Since power systems are highly nonlinear, different nonlinear control schemes were used to curb or eliminate the chaotic oscillations in power systems; for example, see [20–37]. Global state feedback linearization was applied in [21] to control the chaotic behavior of the power system. Also, adaptive control was used to control chaos of power systems in [22]. Because of their robustness, sliding mode control (SMC) schemes were widely used to control different types of systems [35]. Several types of SMC control schemes were designed to control the chaos and to avoid voltage collapse in power systems; for example, see [27, 28, 36, 37]. However, SMC schemes suffer from the problem of chattering which is undesirable in practice.

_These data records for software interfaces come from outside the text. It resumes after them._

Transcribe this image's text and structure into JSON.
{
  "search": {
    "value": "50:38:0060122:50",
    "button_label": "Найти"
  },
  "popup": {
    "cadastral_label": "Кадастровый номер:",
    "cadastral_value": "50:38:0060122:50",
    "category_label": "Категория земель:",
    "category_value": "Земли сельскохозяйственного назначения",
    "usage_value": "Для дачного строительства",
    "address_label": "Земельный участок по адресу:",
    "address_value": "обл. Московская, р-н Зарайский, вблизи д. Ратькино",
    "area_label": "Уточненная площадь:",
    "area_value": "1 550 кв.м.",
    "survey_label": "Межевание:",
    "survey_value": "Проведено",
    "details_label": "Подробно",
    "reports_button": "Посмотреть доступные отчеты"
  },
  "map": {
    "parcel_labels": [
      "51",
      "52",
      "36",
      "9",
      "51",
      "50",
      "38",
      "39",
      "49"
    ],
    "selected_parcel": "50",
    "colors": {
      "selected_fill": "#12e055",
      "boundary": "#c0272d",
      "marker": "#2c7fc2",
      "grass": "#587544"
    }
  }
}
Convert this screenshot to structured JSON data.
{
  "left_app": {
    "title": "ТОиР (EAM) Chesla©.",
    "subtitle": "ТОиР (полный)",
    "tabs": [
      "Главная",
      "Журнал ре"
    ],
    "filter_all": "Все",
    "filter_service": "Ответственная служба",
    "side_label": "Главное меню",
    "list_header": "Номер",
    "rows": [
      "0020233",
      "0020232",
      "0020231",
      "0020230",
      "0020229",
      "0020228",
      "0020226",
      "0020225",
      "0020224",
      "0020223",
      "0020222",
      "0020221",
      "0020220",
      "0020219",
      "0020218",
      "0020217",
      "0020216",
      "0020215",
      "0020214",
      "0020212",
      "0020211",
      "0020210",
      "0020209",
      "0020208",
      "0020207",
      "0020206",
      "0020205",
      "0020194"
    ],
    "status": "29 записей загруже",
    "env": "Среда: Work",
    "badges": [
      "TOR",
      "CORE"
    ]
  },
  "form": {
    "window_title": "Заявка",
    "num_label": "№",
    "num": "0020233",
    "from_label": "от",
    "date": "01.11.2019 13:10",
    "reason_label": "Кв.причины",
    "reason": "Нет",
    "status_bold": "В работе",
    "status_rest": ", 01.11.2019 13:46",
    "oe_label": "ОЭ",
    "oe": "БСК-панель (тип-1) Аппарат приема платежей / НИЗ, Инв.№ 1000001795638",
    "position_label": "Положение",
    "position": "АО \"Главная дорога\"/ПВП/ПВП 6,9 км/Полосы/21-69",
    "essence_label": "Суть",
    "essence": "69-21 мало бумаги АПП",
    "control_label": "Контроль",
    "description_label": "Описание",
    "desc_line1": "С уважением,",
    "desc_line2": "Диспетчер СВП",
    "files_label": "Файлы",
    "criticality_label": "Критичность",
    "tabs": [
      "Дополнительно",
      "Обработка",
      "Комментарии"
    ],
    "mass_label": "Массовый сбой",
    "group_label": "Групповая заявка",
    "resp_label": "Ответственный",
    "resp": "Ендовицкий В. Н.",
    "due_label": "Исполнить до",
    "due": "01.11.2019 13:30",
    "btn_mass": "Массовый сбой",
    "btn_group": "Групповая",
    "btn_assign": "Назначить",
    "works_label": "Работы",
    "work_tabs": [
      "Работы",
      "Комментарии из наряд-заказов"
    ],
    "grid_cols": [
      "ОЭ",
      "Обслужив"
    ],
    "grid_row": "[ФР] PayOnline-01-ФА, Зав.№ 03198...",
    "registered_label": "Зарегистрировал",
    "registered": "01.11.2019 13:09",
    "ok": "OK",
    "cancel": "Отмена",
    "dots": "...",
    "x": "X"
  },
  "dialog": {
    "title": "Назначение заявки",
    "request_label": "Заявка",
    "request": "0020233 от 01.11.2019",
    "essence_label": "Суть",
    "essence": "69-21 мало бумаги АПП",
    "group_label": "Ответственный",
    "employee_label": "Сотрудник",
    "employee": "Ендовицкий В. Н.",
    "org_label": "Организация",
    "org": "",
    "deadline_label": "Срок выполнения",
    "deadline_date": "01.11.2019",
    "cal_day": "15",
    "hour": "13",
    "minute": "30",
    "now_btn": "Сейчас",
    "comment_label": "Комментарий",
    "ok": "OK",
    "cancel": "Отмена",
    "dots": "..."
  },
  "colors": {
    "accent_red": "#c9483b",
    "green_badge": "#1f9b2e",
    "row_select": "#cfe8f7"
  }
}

Researchers have used many different ways to reduce or eliminate chattering. One solution which is used to reduce chattering is the use of a boundary layer [38]. Inside the boundary layer, the controller is chosen to be a continuous approximation of the switching controller. This solution involves the use of a saturation function to approximate the sign function in the controller. Let represent the sliding surface. One continuous approximation of the sign function of the sliding surface is defined as follows: , where is a positive constant and the approximation error can be decreased by increasing [39]. Other approximation functions of the sign function which were used to alleviate chattering include and , with being a properly chosen scalar. The introduction of a boundary layer eliminates the high-frequency chattering at the price of losing some degree of robustness. Another approach for chattering reduction is through the use of dynamic sliding mode controllers (DSMC) [40]. This is done through placing an integrator (or a strictly proper low pass filter) in front of the system to be controlled [41]. The advantage of this technique is that it does not sacrifice the control accuracy. In addition, high-order sliding mode (HOSM) controllers can also be used to reduce or eliminate the chattering phenomena. For example, researchers such as Bartolini et al. [42, 43], Levant [44], and Shtessel et al. [45] proposed controllers using second-order sliding mode techniques. Many other works dealing with the design of higher order sliding mode controllers and their applications were also presented; for example, see [46–51].

This paper proposes three nonlinear control schemes to suppress chaos and avoid voltage collapse in a power system. The proposed controllers are a feedback linearization controller, a conventional sliding mode controller, and a second-order super twisting sliding mode controller. These control schemes guarantee the convergence of the states of the system to their desired values. Simulations results indicate that the proposed controllers work well in eliminating the chaotic oscillations of the power system and hence preventing voltage collapse.

The rest of the paper is organized as follows. The model of a multimachine power system is derived in Section 2. A feedback linearization controller is presented in Section 3. Two sliding mode control schemes are proposed in Sections 4 and 5. Finally, the conclusion is given in Section 6.

#### 2. Dynamic Model of the Power System

The power system under consideration consists of a three-bus system as shown in Figure 1. In this system, one generator bus is an infinite busbar, while the other one has a constant voltage magnitude . The Thevenin equivalent model representing the infinite busbar is denoted by , , and . The Thevenin equivalent model representing the second generator is denoted by , , and . The load bus consists of an induction motor in parallel with a PQ (active, reactive) load. A fixed capacitor is also included with the load to increase the voltage up to near one per unit. The magnitude and phase angle of the load busbar voltage are denoted by and , respectively.